In the early 1970s the Chinese Premier Zhou Enlai was asked a question about the impact of the 18th century French Revolution. His rather famous response was “Too soon to say.” On October 11, 2011, I had these thoughts: “Maybe 10 years ago what we envision right now would have been hard to imagine. Perhaps 10 years from now we will look back on moments like this one and rejoice that we stepped up to the challenge.” More than a decade has past since the merger between the Concordia campuses in Wisconsin and Michigan. It is too soon to say what the lasting impact will be. This much, however, might be said already: In the lives of scores of students and in the lives of scores of others who have been touched by these Concordians, the impact is eternal. There have been students brought to faith in Christ and baptized at the font in the Chapel of the Holy Trinity. There have been hundreds of church workers educated, prepared, and sent to share the Gospel of Jesus Christ in churches, schools, and mission fields. There have been thousands of students who have grown in mind, body, and spirit for service to Christ in the Church and in the world. It’s too soon to measure the eternal impact of the merger. I rejoice that we were not too late.
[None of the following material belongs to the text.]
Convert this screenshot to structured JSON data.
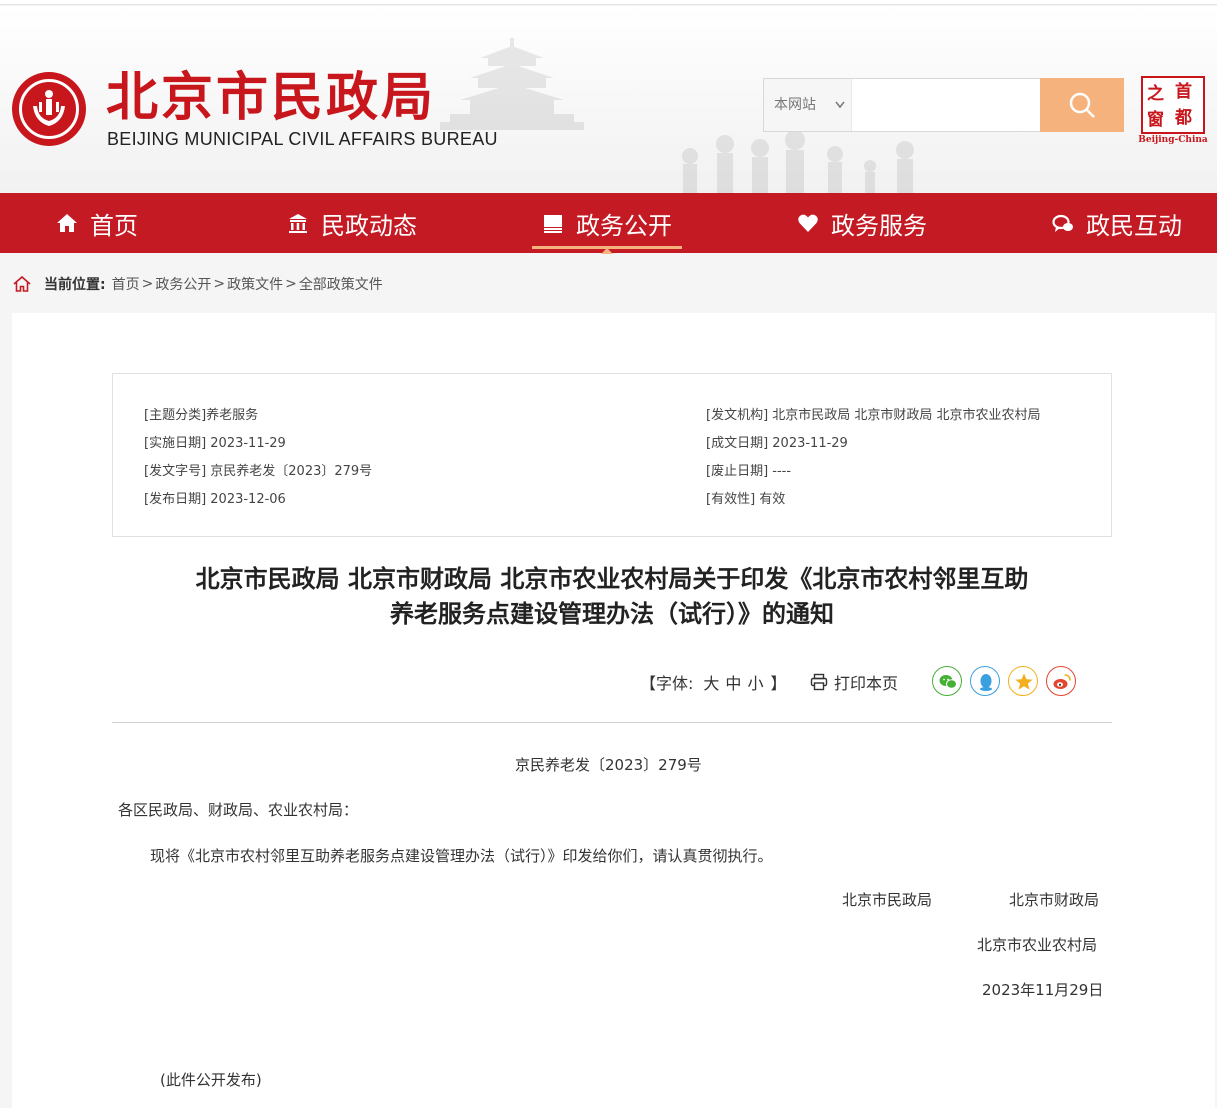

“We” were not too late. “We” were on time when finally called to the room where things happened. “We” were lots of people from across the Church who brought insight and perspective, expertise and critical thinking to this endeavor. “We” prayed for God’s help and for His will to be done, and “we” humbly made ourselves available to be part of the process. “We” did not always agree, but “we” communicated, collaborated, and cooperated with each other with patience and perseverance trying to find a beautiful solution to an ugly problem. Praise God from who all blessings flow. “Behold, how good and pleasant it is when brothers dwell in unity,” (Psalm 133:1).
Regrettably, we have since lost our only historically Black college in Alabama; we have lost our strategic university presence in the Pacific Northwest where Christian witness is sorely lacking; and we have lost our higher education foothold in arguably the most important city in the world — New York. Here were schools that previously survived decades of enormous and complex challenges. After all of this are we now simply out of solutions? Do we lack patience and perseverance? Where is our creativity and commitment? Our colleagues in Texas have determined that their best chance of maintaining the mission of Lutheran higher education is outside of the CUS. They would also tell you, along with others in Selma, Portland, and Bronxville, that it did not necessarily have to be this way. I agree. Unless things change, however, it will not take another decade to see more discord, more decline. Only a few will be left in the room when that happens.
In the musical, “Hamilton,” the character Aaron Burr was desperate to be “in the room where it happened.” He perceived that room to be a particularly privileged place where only a select few insiders were allowed entry. Too often in our circles, that room is far too small. Too few voices with too narrow a perspective and too little expertise try to tackle challenges that are too big. It does not have to be this way. Walking together, all of us, we can do better. Working together, all of us, we will do better. I know that from experience.